AT&T is riding high after its big win against the U.S. Justice Department in its effort to acquire Time Warner. While the transaction was able to go through without any stipulations placed on the combined companies, some of AT&T’s past bad acts are rising to the surface thanks to some investigative reporting.
AT&T employees — with direction from their superiors — are accused of using unethical sales practices in order to drive up subscription numbers for the DirecTV Now streaming service. DirecTV Now is a paid service that is competitive with Sling TV, YouTube TVand Hulu Live TV. As more cord-cuttersdrop their traditional cable and satellite TV packages, streaming “skinny bundles” have become the new battleground.
The first tactic seems “innocent” enough. AT&T employees would offer to sign-up customers for a free trial of DirecTV Now (which would boost their sales numbers), and then offer to cancel the trial before it automatically renewed. Canceling a trial for a subscriber is against company policy, but employees were reportedly told to carry out the practice anyway by their managers. And as you can imagine, there were plenty of sales associates that simply “forgot” to cancel the trials, leading to customers seeing unexpected charges for $35 on their bills after the trial expired.
“We were told by managers to cancel it to avoid any future headaches but a lot slips through the cracks,” said Abraham Buonya, one of AT&T’s top sales associates in Hawaii before he was fired by the company after an internal audit.

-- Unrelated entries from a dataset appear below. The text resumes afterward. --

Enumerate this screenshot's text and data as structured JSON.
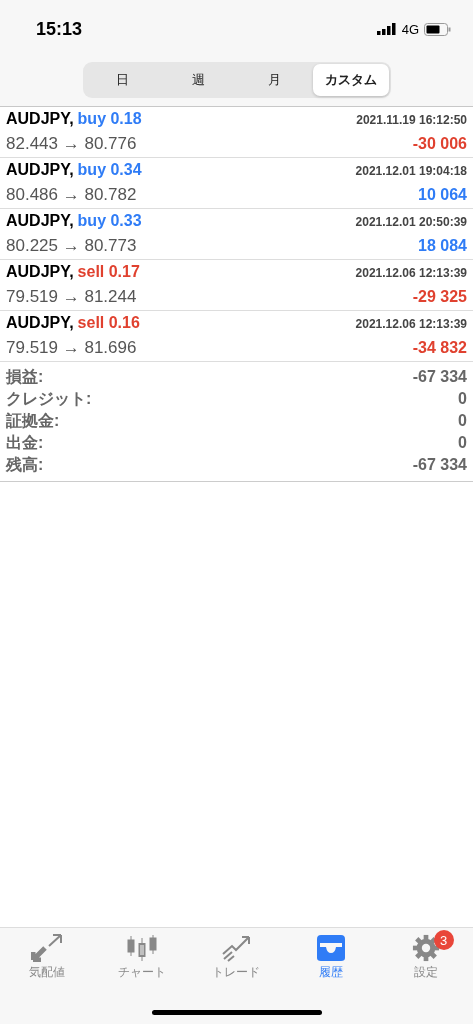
{
  "status_bar": {
    "time": "15:13",
    "network": "4G"
  },
  "period_tabs": [
    {
      "label": "日",
      "selected": false
    },
    {
      "label": "週",
      "selected": false
    },
    {
      "label": "月",
      "selected": false
    },
    {
      "label": "カスタム",
      "selected": true
    }
  ],
  "deals": [
    {
      "symbol": "AUDJPY,",
      "kind": "buy",
      "order": "buy 0.18",
      "time": "2021.11.19 16:12:50",
      "prices": "82.443 → 80.776",
      "profit": "-30 006",
      "loss": true
    },
    {
      "symbol": "AUDJPY,",
      "kind": "buy",
      "order": "buy 0.34",
      "time": "2021.12.01 19:04:18",
      "prices": "80.486 → 80.782",
      "profit": "10 064",
      "loss": false
    },
    {
      "symbol": "AUDJPY,",
      "kind": "buy",
      "order": "buy 0.33",
      "time": "2021.12.01 20:50:39",
      "prices": "80.225 → 80.773",
      "profit": "18 084",
      "loss": false
    },
    {
      "symbol": "AUDJPY,",
      "kind": "sell",
      "order": "sell 0.17",
      "time": "2021.12.06 12:13:39",
      "prices": "79.519 → 81.244",
      "profit": "-29 325",
      "loss": true
    },
    {
      "symbol": "AUDJPY,",
      "kind": "sell",
      "order": "sell 0.16",
      "time": "2021.12.06 12:13:39",
      "prices": "79.519 → 81.696",
      "profit": "-34 832",
      "loss": true
    }
  ],
  "summary": [
    {
      "label": "損益:",
      "value": "-67 334"
    },
    {
      "label": "クレジット:",
      "value": "0"
    },
    {
      "label": "証拠金:",
      "value": "0"
    },
    {
      "label": "出金:",
      "value": "0"
    },
    {
      "label": "残高:",
      "value": "-67 334"
    }
  ],
  "tab_bar": [
    {
      "kind": "quotes",
      "label": "気配値",
      "selected": false
    },
    {
      "kind": "chart",
      "label": "チャート",
      "selected": false
    },
    {
      "kind": "trade",
      "label": "トレード",
      "selected": false
    },
    {
      "kind": "history",
      "label": "履歴",
      "selected": true
    },
    {
      "kind": "settings",
      "label": "設定",
      "selected": false,
      "badge": "3"
    }
  ]
}
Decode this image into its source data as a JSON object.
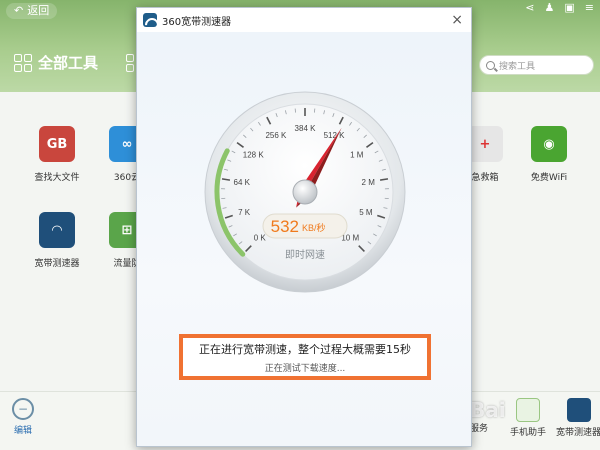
{
  "app": {
    "back_label": "返回",
    "all_tools_label": "全部工具",
    "search_placeholder": "搜索工具"
  },
  "tools": [
    {
      "label": "查找大文件",
      "icon": "gb-file-icon",
      "color": "#c9463d",
      "glyph": "GB"
    },
    {
      "label": "360云",
      "icon": "cloud-icon",
      "color": "#2e8fd8",
      "glyph": "∞"
    },
    {
      "label": "急救箱",
      "icon": "first-aid-icon",
      "color": "#e8e8e8",
      "glyph": "+"
    },
    {
      "label": "免费WiFi",
      "icon": "wifi-icon",
      "color": "#4aa531",
      "glyph": "◉"
    },
    {
      "label": "宽带测速器",
      "icon": "speedometer-icon",
      "color": "#1f4f7a",
      "glyph": "◠"
    },
    {
      "label": "流量防",
      "icon": "traffic-guard-icon",
      "color": "#5aa54a",
      "glyph": "⊞"
    }
  ],
  "bottom": {
    "edit_label": "编辑",
    "service_label": "服务",
    "phone_helper_label": "手机助手",
    "speedtest_label": "宽带测速器"
  },
  "dialog": {
    "title": "360宽带测速器",
    "close_glyph": "×"
  },
  "gauge": {
    "ticks": [
      "0 K",
      "7 K",
      "64 K",
      "128 K",
      "256 K",
      "384 K",
      "512 K",
      "1 M",
      "2 M",
      "5 M",
      "10 M"
    ],
    "speed_value": "532",
    "speed_unit": "KB/秒",
    "caption": "即时网速",
    "needle_index": 6.1,
    "accent_color": "#f07a1c"
  },
  "status": {
    "main": "正在进行宽带测速，整个过程大概需要15秒",
    "sub": "正在测试下载速度..."
  },
  "watermark": "Bai"
}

However, it doesn’t end there. A more sinister plot involved signing up customers for multiple trials of DirecTV Now. If a customer agreed to sign up for a DirecTV Now trial, a sales associate could use a customer’s credit card to activate up to three trials at once. Here’s how it worked: AT&T stipulates that a single credit card cannot be charged more than $35 during trial period. However, during special promotions when AT&T was offering trials for $10, three sales could be crammed in at once with the help of some fake email address.
“My manager picked up my iPad, which was signed in under me, made a fake email and then activated a Direct TV Now subscription on that email and then said if I can do it, here you go, you can do the next one,” said an anonymous AT&T employee that was also fired.
As if that wasn’t enough, there was one final trick that sales associates had up their sleeves. If a customer came into an AT&T store to purchase a new smartphone, they were told that an additional fee would be required to complete the transaction. This was of course a lie, but sales associates would then say that they could waive the fee if customers signed up for a $10 DirecTV Now trial — which of course was priced below the made-up fee. Needless to say, many customers signed up for the DirecTV Now trial because they thought that they were getting a better “deal”.
“The managers basically encouraged us and informed us of how to manipulate sales,” added Buonya. Even if this was a ploy by managers to inflate sales numbers, it was still against corporate policy. Both the managers and sales associates should have known this, but they claim that they carried out these practices to meet sales goals and compete with other regional stores.
For its part, AT&T issued the following statement, “Last fall, we detected some simultaneous customer orders and cancellations of a free product trial. We determined some employees had violated our policies and based on our findings we took appropriate action.”